FBI Says Standoff Continues, Releases Video Of Finicum Death

Jan 29, 2016
FBI / YouTube

UPDATE: 11:30 a.m. Friday - OPB obtained audio of a conversation Friday morning from one of the four remaining occupiers of the Malheur National Wildlife Refuge. 

The remaining militants inside are David Fry of Blanchester, Ohio, husband and wife Sean and Sandy Anderson of Wisconsin, and Jeff Banta of Elko, Nevada.

During the conversation, Sean Anderson said the group is not going to negotiate with the FBI at this time, and they are prepared to wait until all their supplies are depleted.

Amanda Peacher / OPB

Update: 3:00 p.m. -  Law enforcement officers have driven a large convoy of vehicles into the Malheur National Wildlife Refuge. Four vehicles were seen leaving the refuge toward Burns shortly after entering. 

It’s unclear if the remaining four militants at the refuge have surrendered. But earlier today, two of them said they were willing to end the occupation if they could avoid charges.

Bradley Parks / OPB

UPDATE: 10:10 p.m. Wednesday - The FBI and Oregon State Police say they've arrested three more people connected to the armed occupation of a federal wildlife refuge in a remote Oregon area.

A statement said they arrested 45-year-old Duane Leo Ehmer of Irrigon, Oregon, and 34-year-old Dylan Wade Anderson of Provo, Utah, around 3:30 p.m. A few hours later, 43-year-old Jason S. Patrick of Bonaire, Georgia, was arrested.

The FBI says the men turned themselves in to agents at a checkpoint on a road near the refuge.

Militants Appear In Federal Court, Bundy Calls For End To Standoff

Jan 27, 2016

The federal government outlined its case Wednesday against Ammon Bundy and other militants charged with occupying an Oregon wildlife refuge.

The criminal complaint against the defendants was unsealed at the start of the proceeding.
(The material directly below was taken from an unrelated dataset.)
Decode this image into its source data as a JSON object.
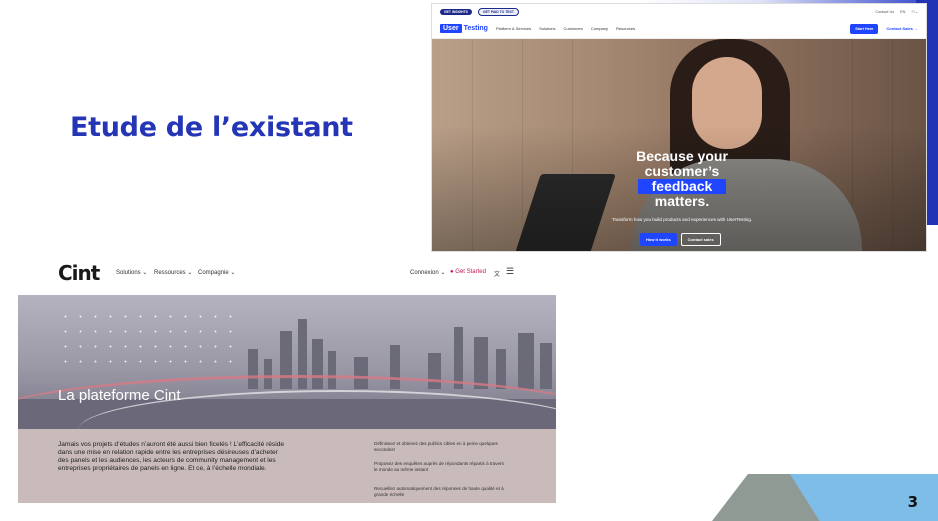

Many leafed through the complaint at the hearing with their lawyers. Others took them when they left the courtroom, as they returned to lockup. 

Media Leaves Refuge In Burns

Jan 27, 2016
Amanda Preacher / OPB

Most media outlets have pulled their teams out from the Malheur National Wildlife Refuge. As OPB's John Sepulvado reports, media left the occupied area after militants began to act erratic in the early morning.

The FBI gave media a warning that federal authorities would begin to take action without consideration of bystanders. However, that was just an addendum to an already surreal experience near the compound.

Deceased Militant LaVoy Finicum: Rancher, Patriarch, Bundy Believer

Jan 27, 2016
Amelia Templeton / OPB

Robert LaVoy Finicum, who died Tuesday in a confrontation with FBI and state police on the highway between Burns and John Day, was a man whose life was transformed by the 2014 standoff between Cliven Bundy and federal officials in Nevada.

Bradley Parks / OPB


The latest on an armed group that took over buildings at a federal wildlife refuge in Oregon (all times local):

12:49 p.m. Wednesday

A rancher who was killed during a traffic stop while in Oregon for an armed standoff at a wildlife refuge recently vowed he would die before going to prison.

Fifty-five-year-old LaVoy Finicum of Cain Beds, Arizona, died after law enforcement officers initiated the stop Tuesday night near the Malheur National Wildlife Refuge.